Musician Vivian has lamented the plight of female artistes in the local industry saying they are often preyed on and sexually objectified.
“Some of the men in the entertainment industry objectify female artistes and it is very common.
“It is the nature of that space. The experiences I have had have shaped me and I tend to have a lot of empathy for young girls growing in the industry,” Vivian says.
Having survived physical and sexual abuse early in her career, Vivian said female singers are often put in a box leading to self-rejection and identity crises.
“As a female artiste, the package comes in, the shorter the short, the tighter the boots, the smaller the crop-top. Date the right person. Date someone who will connect you. Meet so and so. It has a lot to do with seeking externally and waiting for people to validate you so that you fit in. And it doesn’t work.”
The ‘Chum Chum’ singer said in some instances, industry gatekeepers try to pimp out female singers to wealthy politicians.

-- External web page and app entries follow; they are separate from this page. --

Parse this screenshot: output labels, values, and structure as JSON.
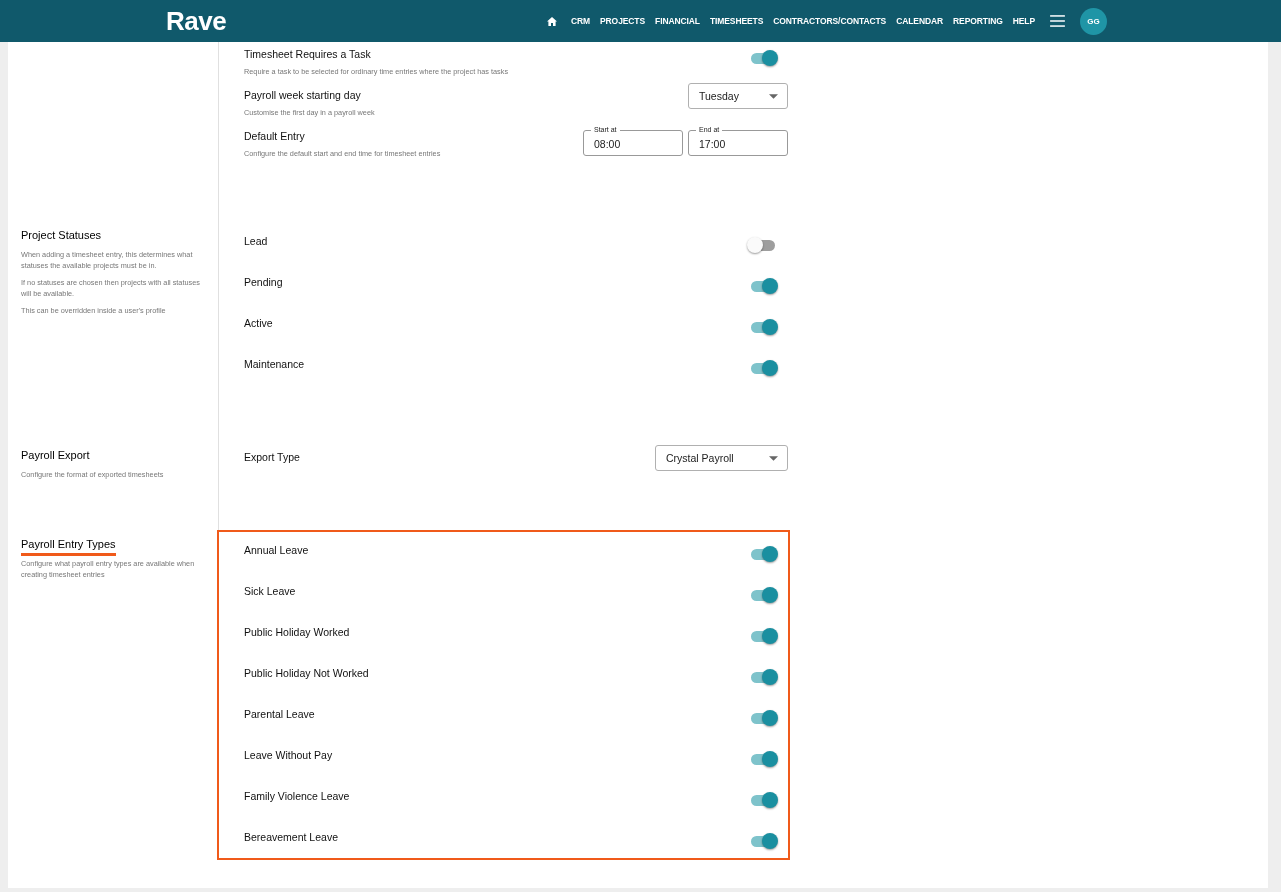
{
  "nav": {
    "logo": "Rave",
    "items": [
      {
        "kind": "home"
      },
      {
        "kind": "text",
        "label": "CRM"
      },
      {
        "kind": "text",
        "label": "PROJECTS"
      },
      {
        "kind": "text",
        "label": "FINANCIAL"
      },
      {
        "kind": "text",
        "label": "TIMESHEETS"
      },
      {
        "kind": "text",
        "label": "CONTRACTORS/CONTACTS"
      },
      {
        "kind": "text",
        "label": "CALENDAR"
      },
      {
        "kind": "text",
        "label": "REPORTING"
      },
      {
        "kind": "text",
        "label": "HELP"
      }
    ],
    "avatar": "GG"
  },
  "sections": [
    {
      "highlighted": false,
      "rows": [
        {
          "kind": "toggle",
          "label": "Timesheet Requires a Task",
          "description": "Require a task to be selected for ordinary time entries where the project has tasks",
          "on": true
        },
        {
          "kind": "select",
          "label": "Payroll week starting day",
          "description": "Customise the first day in a payroll week",
          "value": "Tuesday"
        },
        {
          "kind": "time-range",
          "label": "Default Entry",
          "description": "Configure the default start and end time for timesheet entries",
          "fields": [
            {
              "label": "Start at",
              "value": "08:00"
            },
            {
              "label": "End at",
              "value": "17:00"
            }
          ]
        }
      ]
    },
    {
      "title": "Project Statuses",
      "highlighted": false,
      "descriptions": [
        "When adding a timesheet entry, this determines what statuses the available projects must be in.",
        "If no statuses are chosen then projects with all statuses will be available.",
        "This can be overridden inside a user's profile"
      ],
      "rows": [
        {
          "kind": "toggle",
          "label": "Lead",
          "on": false
        },
        {
          "kind": "toggle",
          "label": "Pending",
          "on": true
        },
        {
          "kind": "toggle",
          "label": "Active",
          "on": true
        },
        {
          "kind": "toggle",
          "label": "Maintenance",
          "on": true
        }
      ]
    },
    {
      "title": "Payroll Export",
      "highlighted": false,
      "descriptions": [
        "Configure the format of exported timesheets"
      ],
      "rows": [
        {
          "kind": "select",
          "label": "Export Type",
          "value": "Crystal Payroll"
        }
      ]
    },
    {
      "title": "Payroll Entry Types",
      "highlighted": true,
      "descriptions": [
        "Configure what payroll entry types are available when creating timesheet entries"
      ],
      "rows": [
        {
          "kind": "toggle",
          "label": "Annual Leave",
          "on": true
        },
        {
          "kind": "toggle",
          "label": "Sick Leave",
          "on": true
        },
        {
          "kind": "toggle",
          "label": "Public Holiday Worked",
          "on": true
        },
        {
          "kind": "toggle",
          "label": "Public Holiday Not Worked",
          "on": true
        },
        {
          "kind": "toggle",
          "label": "Parental Leave",
          "on": true
        },
        {
          "kind": "toggle",
          "label": "Leave Without Pay",
          "on": true
        },
        {
          "kind": "toggle",
          "label": "Family Violence Leave",
          "on": true
        },
        {
          "kind": "toggle",
          "label": "Bereavement Leave",
          "on": true
        }
      ]
    }
  ]
}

“Even the person advising you doesn’t know what they are supposed to be doing. Generally, I have really passed through so much. Like people try to pimp you out to politicians because you are pretty. All kinds of absurdities.”
On her sexual abuse, Vivian blames identity crisis. “I realised that all along, I was waiting for other people to give me permission to be me yet God had already qualified me,” she said.

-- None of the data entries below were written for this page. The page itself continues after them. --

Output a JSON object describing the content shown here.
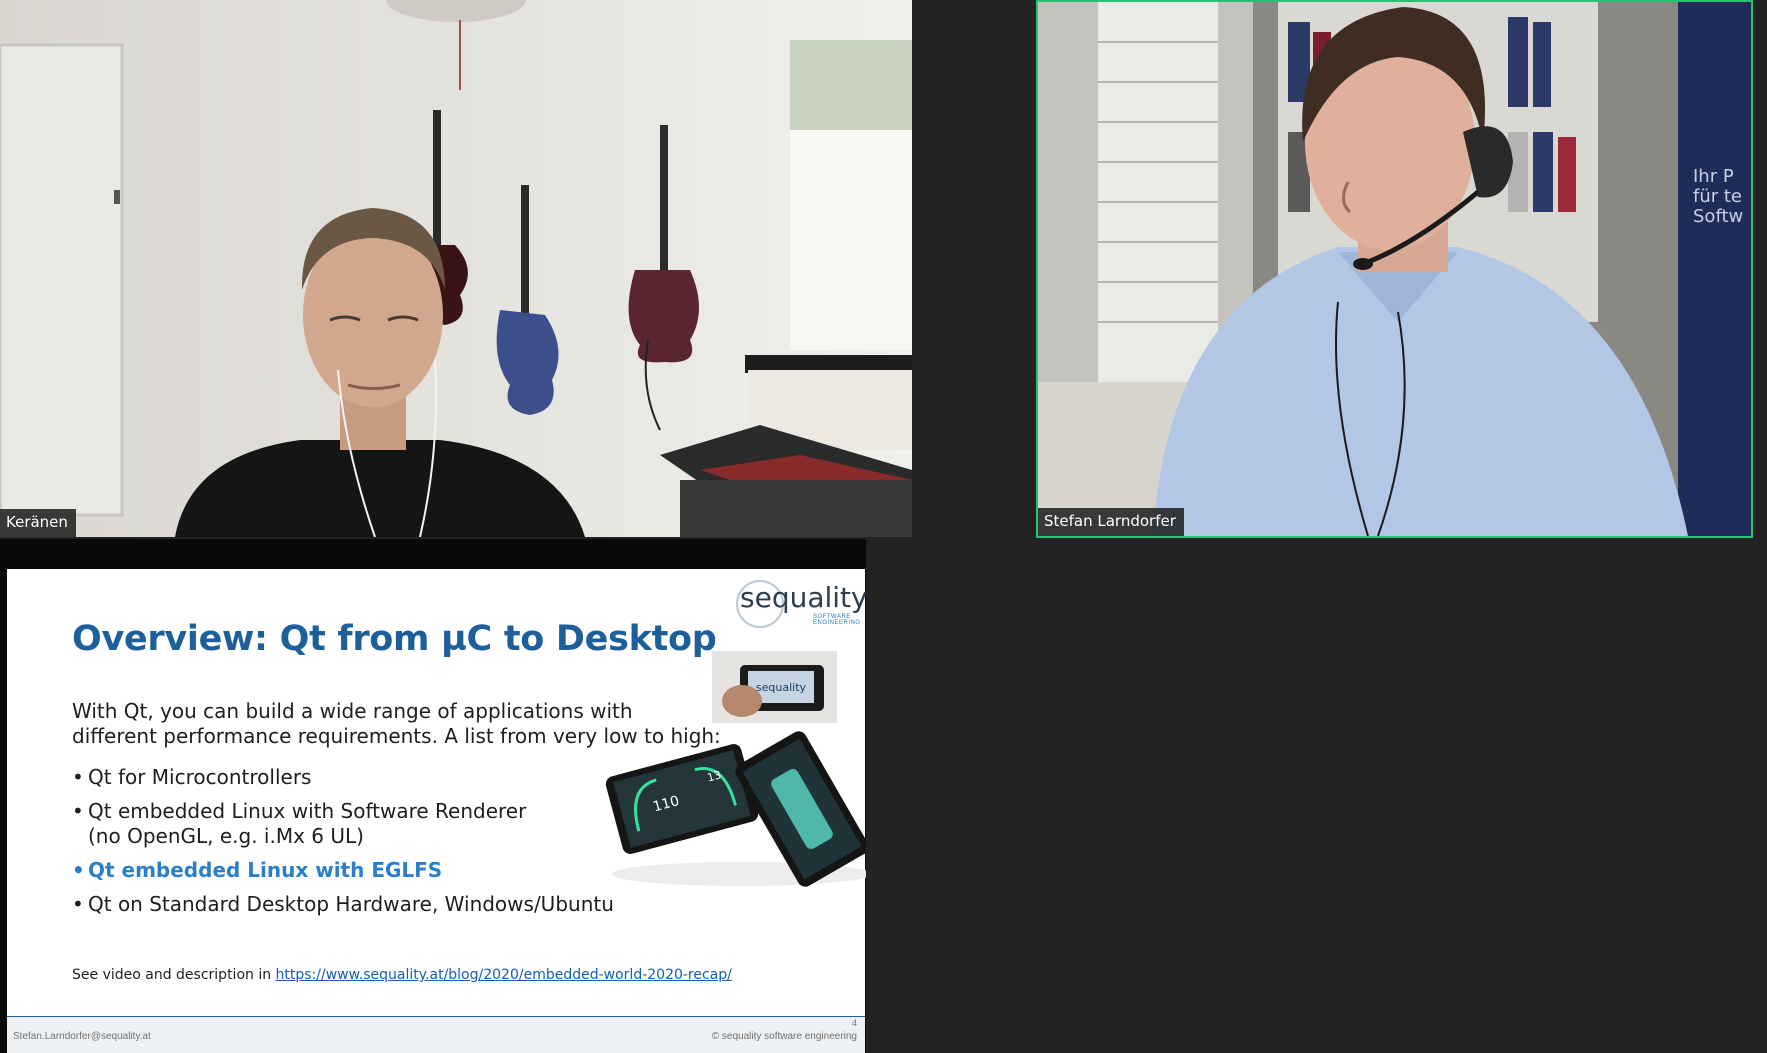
{
  "participants": [
    {
      "name": "Keränen"
    },
    {
      "name": "Stefan Larndorfer",
      "active_speaker": true
    }
  ],
  "colors": {
    "active_speaker_border": "#2bbf72",
    "meeting_background": "#232323",
    "slide_title": "#1c5f9a",
    "slide_highlight": "#2a7fc9",
    "link": "#1a5bb5"
  },
  "shared_screen": {
    "logo": {
      "brand": "sequality",
      "sub_line_1": "SOFTWARE",
      "sub_line_2": "ENGINEERING"
    },
    "title": "Overview: Qt from µC to Desktop",
    "intro_line_1": "With Qt, you can build a wide range of applications with",
    "intro_line_2": "different performance requirements. A list from very low to high:",
    "bullets": [
      {
        "text": "Qt for Microcontrollers"
      },
      {
        "text": "Qt embedded Linux with Software Renderer",
        "sub": "(no OpenGL, e.g. i.Mx 6 UL)"
      },
      {
        "text": "Qt embedded Linux with EGLFS",
        "highlighted": true
      },
      {
        "text": "Qt on Standard Desktop Hardware, Windows/Ubuntu"
      }
    ],
    "see_prefix": "See video and description in ",
    "link": "https://www.sequality.at/blog/2020/embedded-world-2020-recap/",
    "dash_speed": "110",
    "dash_value": "13",
    "device_logo": "sequality",
    "footer_left": "Stefan.Larndorfer@sequality.at",
    "footer_right": "© sequality software engineering",
    "page_number": "4"
  }
}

“So all the sexual and physical abuse, I am not saying that I caused it but just the fact that I wasn’t able to identify that this was a bad space for me… That is a form of self-rejection cause I didn’t love myself enough to walk away from a bad situation.”
Vivian noted that she didn’t know better and didn’t report the abuse to the authorities.
“To be honest, I didn’t take legal action at that time because I was very alone and I didn’t know which way to turn to. I remember I talked to a gospel artiste at the time who was my neighbour. He told me to leave those things alone and that the world is normally like that.
“Maybe I would have if I knew better and if I had support. I am happy that girls right now are coming out to report,” she said.
The singer advised young girls to be confident in their own abilities and be their genuine selves.
“Whoever you are supposed to be, however, you are supposed to be, you will still shine because the gift is still the gift,” she said.
“It’s just sad that when you don’t know who you are, the world will give you a false sense of identity that can kill you, cause you’re trying to keep up and you’re not being the real you. You’re trying to become someone who you think people will accept and love.”
The singer is currently promoting her new gospel song dubbed ‘Nimechoka na Kugambo’.